The killer, the destroyer, that makes us again one
It once seemed that every generation was somehow fated to have its lives, hopes, and dreams turned upside-down with a world catastrophe. Diseases, wars, financial collapses.
Just within reach of my own memory were the Great Depression and WWII, which shaped not only my parents' lives, but their entire outlook on life.
My peaceful plans for life were turned totally upside down by Washington politicians who saw fit, based on their own experience and judgment, to immerse the United States in Indochina's political gyrations.
Yes, I am here talking about the Vietnam War — which for my generation turned everything upside-down, created still existing divisions, and completely reshaped the lives of the more fortunate — while cutting short the lives of many others.
The peace and prosperity of America during several recent generations has been less than complete — choices have sometimes been limited, and personal opportunities have for some seemed fewer — but total, life-changing upsets have been relatively few. Until now.

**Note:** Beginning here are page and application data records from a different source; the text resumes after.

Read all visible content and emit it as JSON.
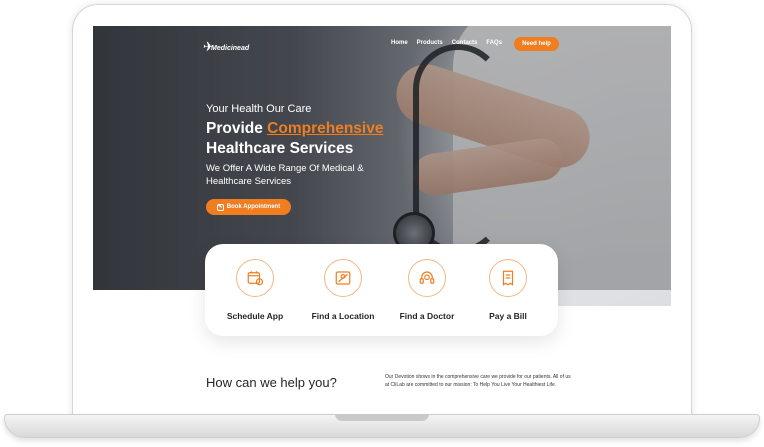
{
  "nav": {
    "brand": "Medicinead",
    "links": [
      "Home",
      "Products",
      "Contacts",
      "FAQs"
    ],
    "cta": "Need help"
  },
  "hero": {
    "tagline": "Your Health Our Care",
    "headline_prefix": "Provide",
    "headline_accent": "Comprehensive",
    "headline_rest": "Healthcare Services",
    "subtext": "We Offer A Wide Range Of Medical & Healthcare Services",
    "button": "Book Appointment"
  },
  "services": [
    {
      "label": "Schedule App",
      "icon": "calendar-icon"
    },
    {
      "label": "Find a Location",
      "icon": "map-icon"
    },
    {
      "label": "Find a Doctor",
      "icon": "headset-icon"
    },
    {
      "label": "Pay a Bill",
      "icon": "receipt-icon"
    }
  ],
  "help": {
    "title": "How can we help you?",
    "text": "Our Devotion shows in the comprehensive care we provide for our patients. All of us at CliLab are committed to our mission: To Help You Live Your Healthiest Life."
  },
  "colors": {
    "accent": "#f07d20",
    "text": "#1f2328"
  }
}
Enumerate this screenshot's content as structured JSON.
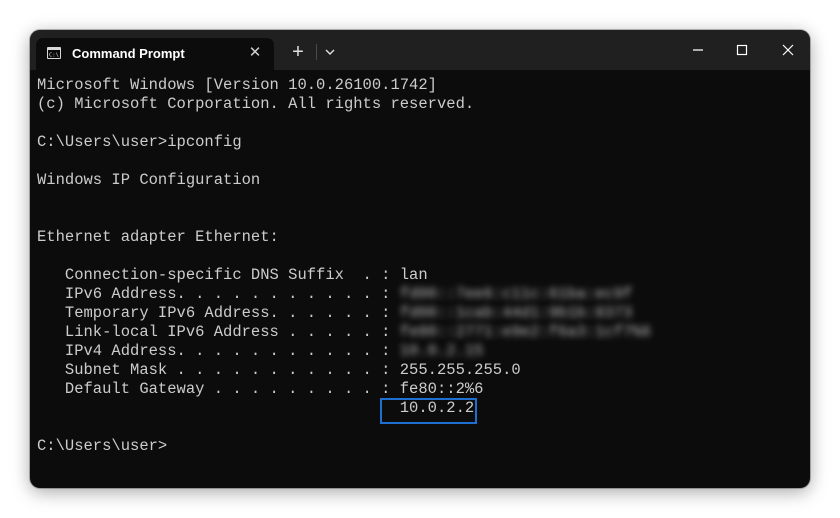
{
  "window": {
    "tab_title": "Command Prompt",
    "tab_close": "✕",
    "new_tab": "+",
    "window_controls": {
      "minimize_icon": "minimize-icon",
      "maximize_icon": "maximize-icon",
      "close_icon": "close-icon"
    }
  },
  "terminal": {
    "lines": {
      "version": "Microsoft Windows [Version 10.0.26100.1742]",
      "copyright": "(c) Microsoft Corporation. All rights reserved.",
      "prompt1": "C:\\Users\\user>ipconfig",
      "ipconfig_header": "Windows IP Configuration",
      "adapter": "Ethernet adapter Ethernet:",
      "dns_suffix": "   Connection-specific DNS Suffix  . : lan",
      "ipv6_label": "   IPv6 Address. . . . . . . . . . . : ",
      "ipv6_value": "fd00::7ee6:c11c:61ba:ec9f",
      "temp_ipv6_label": "   Temporary IPv6 Address. . . . . . : ",
      "temp_ipv6_value": "fd00::1cab:44d1:9b1b:8373",
      "link_local_label": "   Link-local IPv6 Address . . . . . : ",
      "link_local_value": "fe80::2771:e9e2:f6a3:1cf7%6",
      "ipv4_label": "   IPv4 Address. . . . . . . . . . . : ",
      "ipv4_value": "10.0.2.15",
      "subnet": "   Subnet Mask . . . . . . . . . . . : 255.255.255.0",
      "gateway": "   Default Gateway . . . . . . . . . : fe80::2%6",
      "gateway_ipv4": "                                       10.0.2.2",
      "prompt2": "C:\\Users\\user>"
    }
  },
  "colors": {
    "terminal_bg": "#0c0c0c",
    "titlebar_bg": "#202020",
    "terminal_text": "#cccccc",
    "highlight_border": "#1f6fd1"
  }
}
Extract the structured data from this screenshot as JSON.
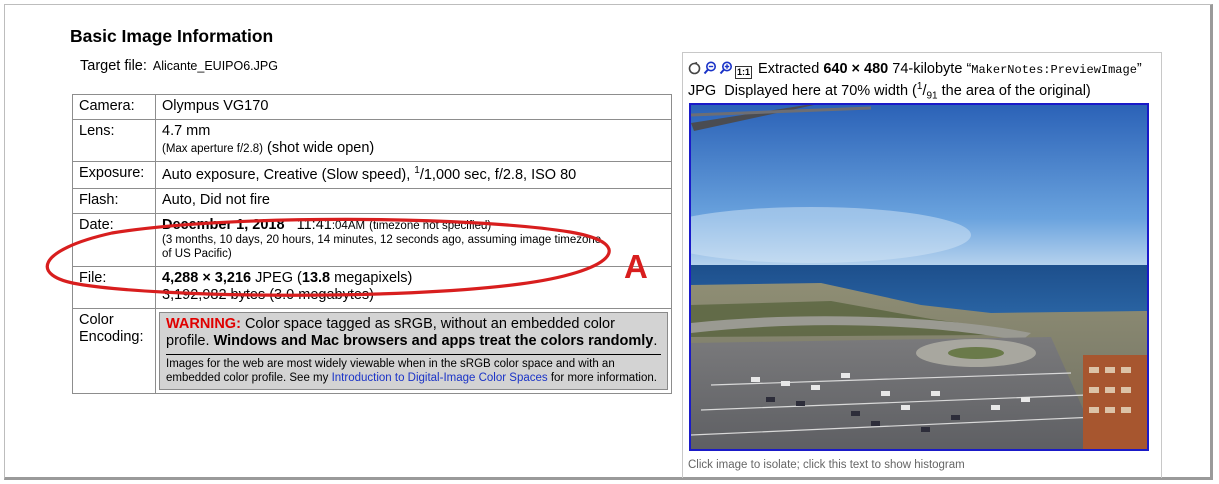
{
  "section_title": "Basic Image Information",
  "target": {
    "label": "Target file:",
    "filename": "Alicante_EUIPO6.JPG"
  },
  "rows": {
    "camera": {
      "label": "Camera:",
      "value": "Olympus VG170"
    },
    "lens": {
      "label": "Lens:",
      "focal": "4.7 mm",
      "aperture": "(Max aperture f/2.8)",
      "note": "(shot wide open)"
    },
    "exposure": {
      "label": "Exposure:",
      "mode": "Auto exposure, Creative (Slow speed),",
      "shutter_num": "1",
      "shutter_rest": "/1,000 sec, f/2.8, ISO 80"
    },
    "flash": {
      "label": "Flash:",
      "value": "Auto, Did not fire"
    },
    "date": {
      "label": "Date:",
      "date": "December 1, 2018",
      "time_hm": "11:41",
      "time_s": ":04AM",
      "tz_note": "(timezone not specified)",
      "ago": "(3 months, 10 days, 20 hours, 14 minutes, 12 seconds ago, assuming image timezone of US Pacific)"
    },
    "file": {
      "label": "File:",
      "dims": "4,288 × 3,216",
      "fmt": "JPEG (",
      "mp": "13.8",
      "mp_unit": "megapixels)",
      "bytes": "3,192,982 bytes (3.0 megabytes)"
    },
    "color": {
      "label": "Color Encoding:",
      "warning_label": "WARNING:",
      "warning_text": "Color space tagged as sRGB, without an embedded color profile.",
      "warning_bold": "Windows and Mac browsers and apps treat the colors randomly",
      "warning_end": ".",
      "info_text": "Images for the web are most widely viewable when in the sRGB color space and with an embedded color profile. See my",
      "link_text": "Introduction to Digital-Image Color Spaces",
      "info_end": "for more information."
    }
  },
  "annotation": {
    "letter": "A",
    "color": "#d81e1e"
  },
  "preview": {
    "extracted_label": "Extracted",
    "size": "640 × 480",
    "kb": "74-kilobyte",
    "tag_open": "“",
    "tag": "MakerNotes:PreviewImage",
    "tag_close": "”",
    "jpg_line": "JPG  Displayed here at 70% width (",
    "frac_num": "1",
    "frac_den": "91",
    "frac_rest": " the area of the original)",
    "caption": "Click image to isolate; click this text to show histogram",
    "icons": [
      "reset-icon",
      "zoom-out-icon",
      "zoom-in-icon",
      "actual-size-icon"
    ],
    "actual_size_label": "1:1"
  },
  "colors": {
    "warning": "#e00000",
    "link": "#1a33c7",
    "photo_border": "#1a1ac8",
    "warn_bg": "#d3d3d3"
  }
}
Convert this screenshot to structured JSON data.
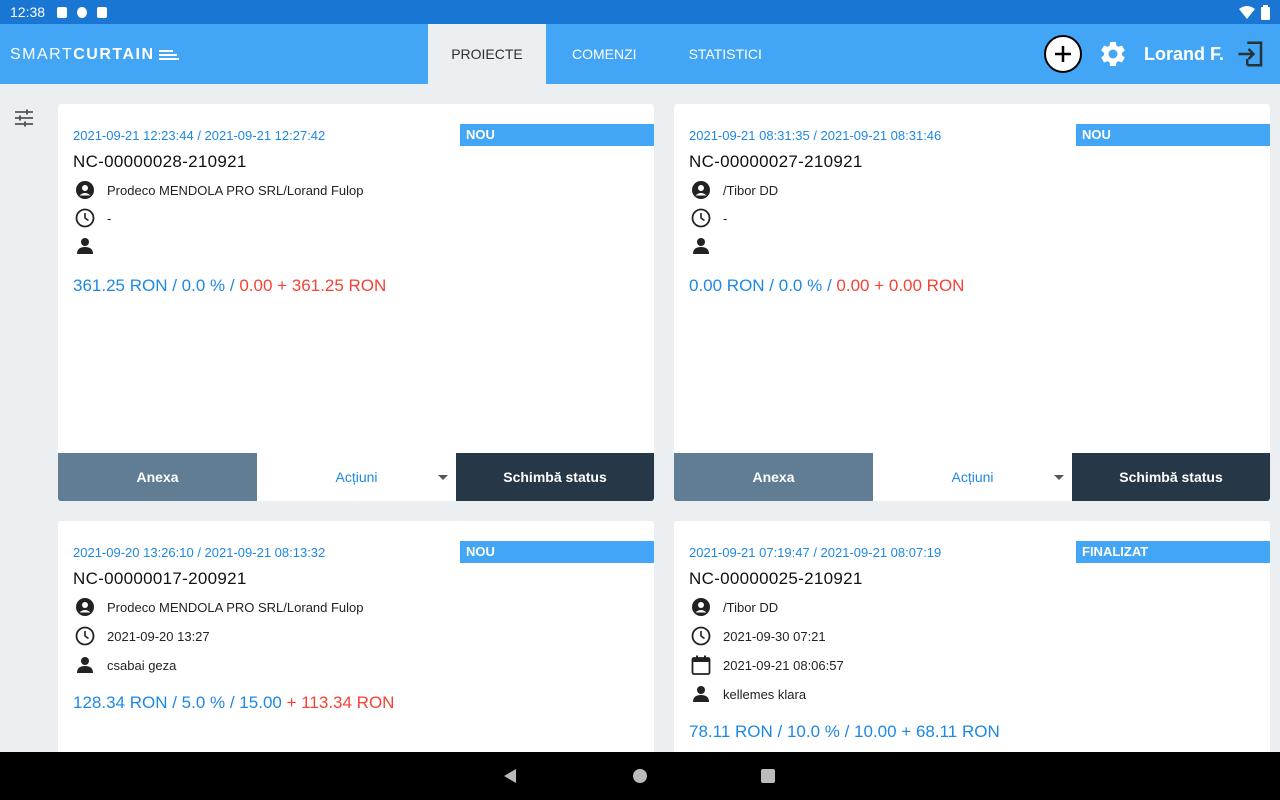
{
  "status_bar": {
    "time": "12:38"
  },
  "app": {
    "logo_light": "SMART",
    "logo_bold": "CURTAIN",
    "tabs": [
      {
        "label": "PROIECTE",
        "active": true
      },
      {
        "label": "COMENZI",
        "active": false
      },
      {
        "label": "STATISTICI",
        "active": false
      }
    ],
    "user_name": "Lorand F."
  },
  "cards": [
    {
      "dates": "2021-09-21 12:23:44 / 2021-09-21 12:27:42",
      "badge": "NOU",
      "code": "NC-00000028-210921",
      "client": "Prodeco MENDOLA PRO SRL/Lorand Fulop",
      "deadline": "-",
      "finished": "",
      "person": "",
      "price_blue": "361.25 RON / 0.0 % / ",
      "price_red": "0.00 + 361.25 RON",
      "anexa": "Anexa",
      "actiuni": "Acțiuni",
      "status_btn": "Schimbă status"
    },
    {
      "dates": "2021-09-21 08:31:35 / 2021-09-21 08:31:46",
      "badge": "NOU",
      "code": "NC-00000027-210921",
      "client": "/Tibor DD",
      "deadline": "-",
      "finished": "",
      "person": "",
      "price_blue": "0.00 RON / 0.0 % / ",
      "price_red": "0.00 + 0.00 RON",
      "anexa": "Anexa",
      "actiuni": "Acțiuni",
      "status_btn": "Schimbă status"
    },
    {
      "dates": "2021-09-20 13:26:10 / 2021-09-21 08:13:32",
      "badge": "NOU",
      "code": "NC-00000017-200921",
      "client": "Prodeco MENDOLA PRO SRL/Lorand Fulop",
      "deadline": "2021-09-20 13:27",
      "finished": "",
      "person": "csabai geza",
      "price_blue": "128.34 RON / 5.0 % / 15.00 ",
      "price_red": "+ 113.34 RON"
    },
    {
      "dates": "2021-09-21 07:19:47 / 2021-09-21 08:07:19",
      "badge": "FINALIZAT",
      "code": "NC-00000025-210921",
      "client": "/Tibor DD",
      "deadline": "2021-09-30 07:21",
      "finished": "2021-09-21 08:06:57",
      "person": "kellemes klara",
      "price_blue": "78.11 RON / 10.0 % / 10.00 + 68.11 RON",
      "price_red": ""
    }
  ]
}
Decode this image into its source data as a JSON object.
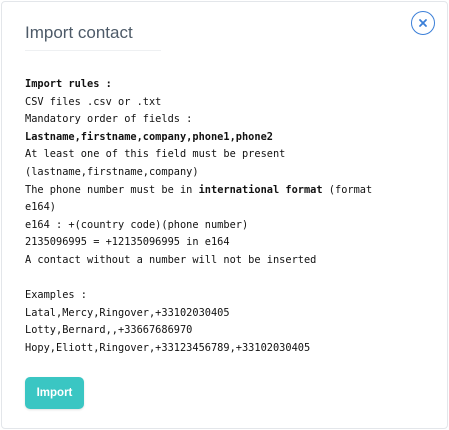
{
  "modal": {
    "title": "Import contact",
    "close_icon": "close-icon",
    "accent_color": "#3b7fd8"
  },
  "rules": {
    "heading": "Import rules :",
    "file_types": "CSV files .csv or .txt",
    "mandatory_order": "Mandatory order of fields :",
    "fields": "Lastname,firstname,company,phone1,phone2",
    "at_least_one": "At least one of this field must be present",
    "at_least_one_fields": "(lastname,firstname,company)",
    "phone_format_prefix": "The phone number must be in ",
    "phone_format_bold": "international format",
    "phone_format_suffix": " (format",
    "phone_format_e164": "e164)",
    "e164_pattern": "e164 : +(country code)(phone number)",
    "e164_example": "2135096995 = +12135096995 in e164",
    "no_number_note": "A contact without a number will not be inserted"
  },
  "examples": {
    "heading": "Examples :",
    "rows": [
      "Latal,Mercy,Ringover,+33102030405",
      "Lotty,Bernard,,+33667686970",
      "Hopy,Eliott,Ringover,+33123456789,+33102030405"
    ]
  },
  "actions": {
    "import_label": "Import",
    "import_color": "#3ac6c3"
  }
}
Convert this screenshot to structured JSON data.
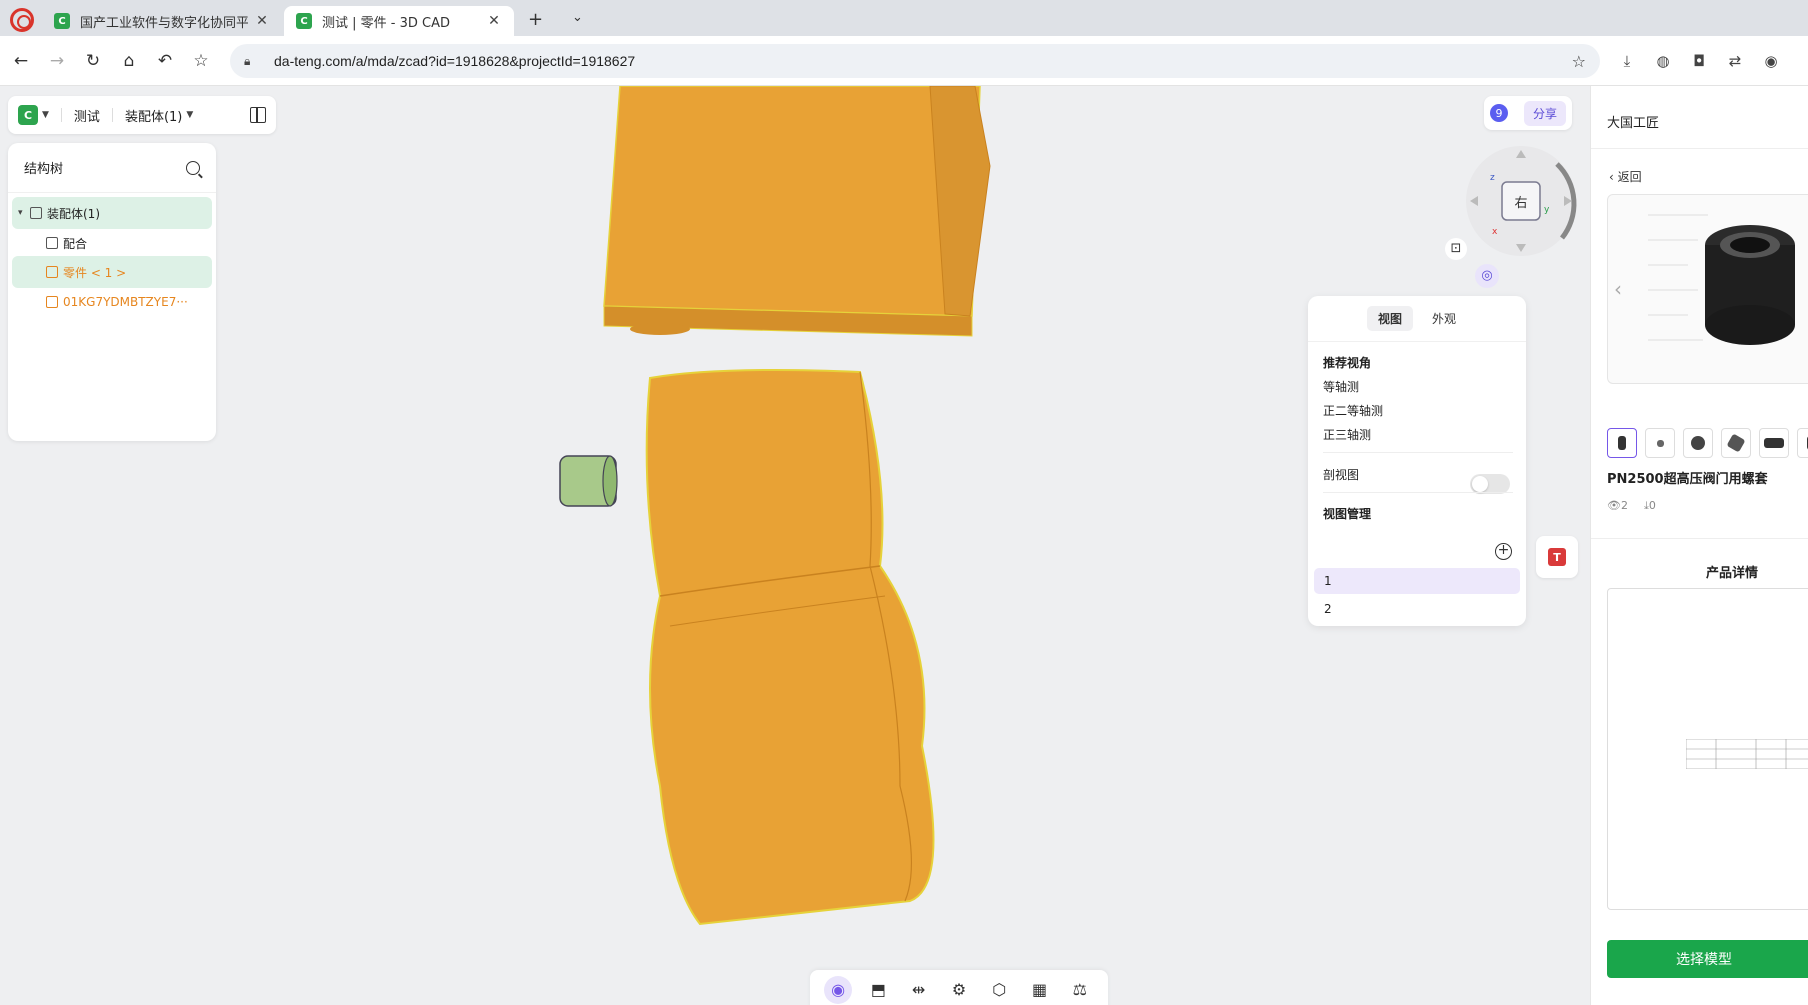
{
  "browser": {
    "tabs": [
      {
        "title": "国产工业软件与数字化协同平",
        "active": false
      },
      {
        "title": "测试 | 零件 - 3D CAD",
        "active": true
      }
    ],
    "url": "da-teng.com/a/mda/zcad?id=1918628&projectId=1918627"
  },
  "toolbar": {
    "project": "测试",
    "assembly": "装配体(1)"
  },
  "tree": {
    "title": "结构树",
    "items": [
      {
        "label": "装配体(1)",
        "level": 0
      },
      {
        "label": "配合",
        "level": 1
      },
      {
        "label": "零件 < 1 >",
        "level": 1
      },
      {
        "label": "01KG7YDMBTZYE7···",
        "level": 1
      }
    ]
  },
  "top_right": {
    "badge": "9",
    "share": "分享"
  },
  "nav_cube": {
    "face": "右",
    "axes": [
      "z",
      "x",
      "y"
    ]
  },
  "view_panel": {
    "tabs": [
      "视图",
      "外观"
    ],
    "recommended_title": "推荐视角",
    "recommended": [
      "等轴测",
      "正二等轴测",
      "正三轴测"
    ],
    "section_view": "剖视图",
    "manage_title": "视图管理",
    "views": [
      "1",
      "2"
    ]
  },
  "side": {
    "title": "大国工匠",
    "back": "返回",
    "product_name": "PN2500超高压阀门用螺套",
    "views_count": "2",
    "downloads_count": "0",
    "detail_title": "产品详情",
    "select_button": "选择模型"
  },
  "colors": {
    "accent": "#7557e8",
    "model": "#e8a235",
    "green": "#1aa64b"
  },
  "icons": {
    "bottom_tools": [
      "orbit-icon",
      "box-open-icon",
      "mate-icon",
      "settings-icon",
      "cube-icon",
      "measure-icon",
      "balance-icon"
    ]
  }
}
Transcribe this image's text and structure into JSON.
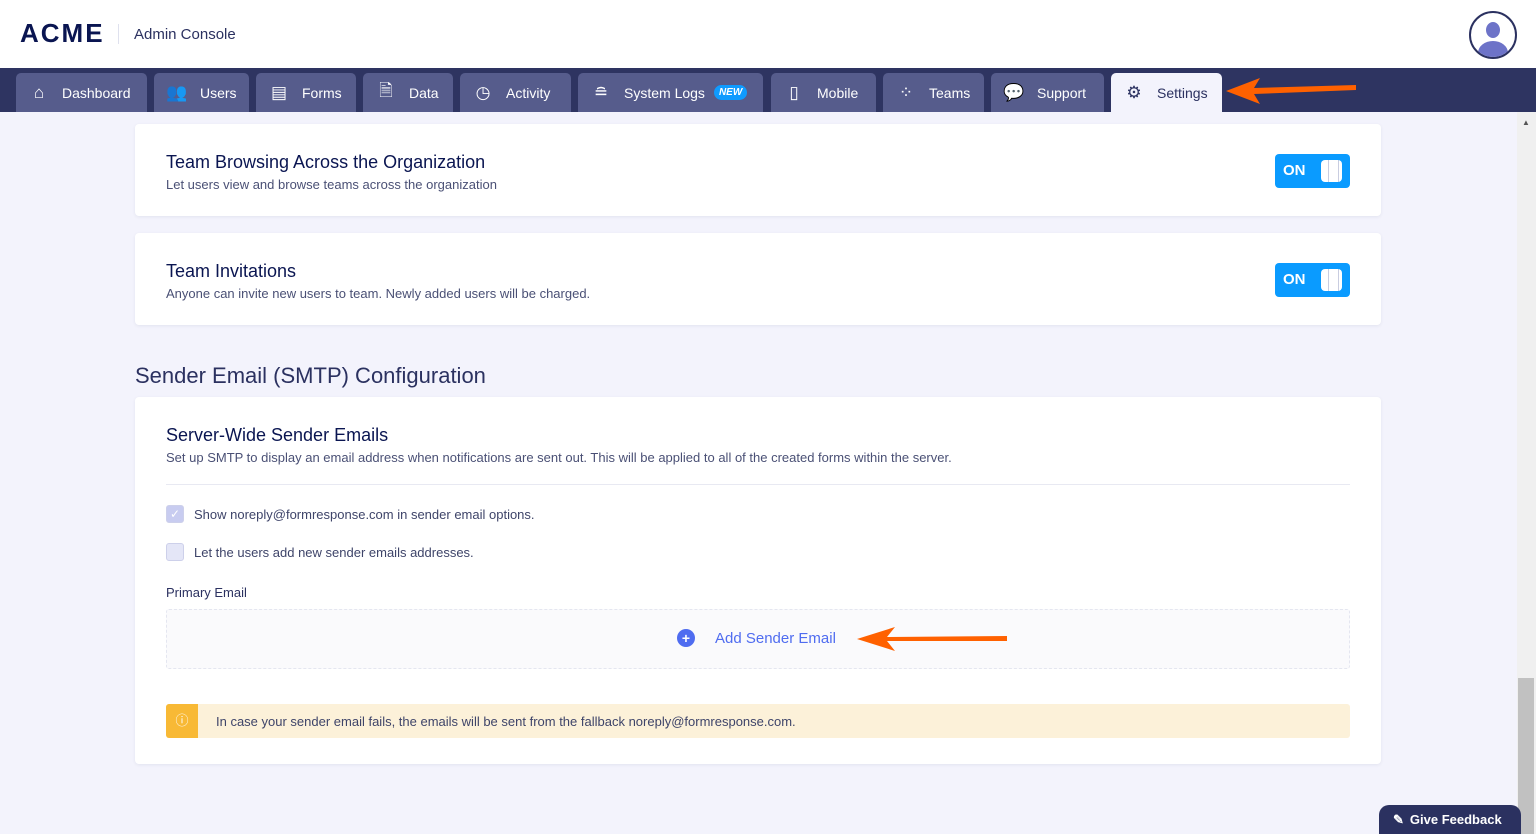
{
  "header": {
    "logo": "ACME",
    "title": "Admin Console"
  },
  "nav": {
    "tabs": [
      {
        "label": "Dashboard",
        "icon": "home-icon"
      },
      {
        "label": "Users",
        "icon": "users-icon"
      },
      {
        "label": "Forms",
        "icon": "forms-icon"
      },
      {
        "label": "Data",
        "icon": "data-icon"
      },
      {
        "label": "Activity",
        "icon": "clock-icon"
      },
      {
        "label": "System Logs",
        "icon": "database-icon",
        "badge": "NEW"
      },
      {
        "label": "Mobile",
        "icon": "mobile-icon"
      },
      {
        "label": "Teams",
        "icon": "teams-icon"
      },
      {
        "label": "Support",
        "icon": "chat-icon"
      },
      {
        "label": "Settings",
        "icon": "gear-icon",
        "active": true
      }
    ]
  },
  "settings": [
    {
      "title": "Team Browsing Across the Organization",
      "desc": "Let users view and browse teams across the organization",
      "toggle": "ON"
    },
    {
      "title": "Team Invitations",
      "desc": "Anyone can invite new users to team. Newly added users will be charged.",
      "toggle": "ON"
    }
  ],
  "smtp": {
    "section_title": "Sender Email (SMTP) Configuration",
    "card_title": "Server-Wide Sender Emails",
    "card_desc": "Set up SMTP to display an email address when notifications are sent out. This will be applied to all of the created forms within the server.",
    "checkboxes": [
      {
        "label": "Show noreply@formresponse.com in sender email options.",
        "checked": true
      },
      {
        "label": "Let the users add new sender emails addresses.",
        "checked": false
      }
    ],
    "primary_label": "Primary Email",
    "add_label": "Add Sender Email",
    "alert": "In case your sender email fails, the emails will be sent from the fallback noreply@formresponse.com."
  },
  "feedback": "Give Feedback",
  "colors": {
    "nav": "#2e3461",
    "tab": "#565c8c",
    "toggle": "#0a9bff",
    "accent": "#4f6cf0",
    "annotation_arrow": "#ff6100"
  }
}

Enter the coronavirus. Enter societal and government controls and mandated limitations.
Those of earlier generations may be taken aback by the inability, or plain unwillingness, of some of the younger generation to get with the program. "Your fathers were sent off to war" is one common Facebook meme — "all you are being asked to do is sit on your couch."
But each and every generation is molded by the world in which it grew up and the philosophies both political and cultural in which it was immersed. Seen that way, the reaction of today's youths is not hard to understand. The world, they were told, was their oyster. "No" was a word, purportedly, they seldom if ever heard. Prizes went to all, not just the winners. Tough coaches rarely shaped how they played their games. The curricula of their schools were molded to their whims. And then came this! "Go to your rooms and stay there."
And so, the Spring Breakers frolicked. And so, the young "journalist" feels slighted when a president cuts off his rather childish question. And so, those who catered to this generation's every need struggle to learn that parenting and leading sometimes call for something very different.
Now, in the midst of these societal changes, we ourselves may feel perplexed by those who simply don't seem to "get it." "What is wrong with these people?" we may well wonder. "Don't they understand?"
And the answer is, "No, they don't." But they are learning to, for today's crisis will, whether they like it or not, shape their minds and attitudes and thinking.
There is nothing intrinsically "wrong" with this generation. Nothing that these people's own life experiences won't correct. So even with them, there is not only room, but a need for understanding.
Yes, we are all in this together. The young, the old, the strong and the weak. And our shared experience will, if we just allow it — give it the needed time — make us one.
The coronavirus may be hell. Its worst may not even yet be upon us. But it is something we are all experiencing together. And oddly, it — the killer, the destroyer — may be the very thing that again makes us one.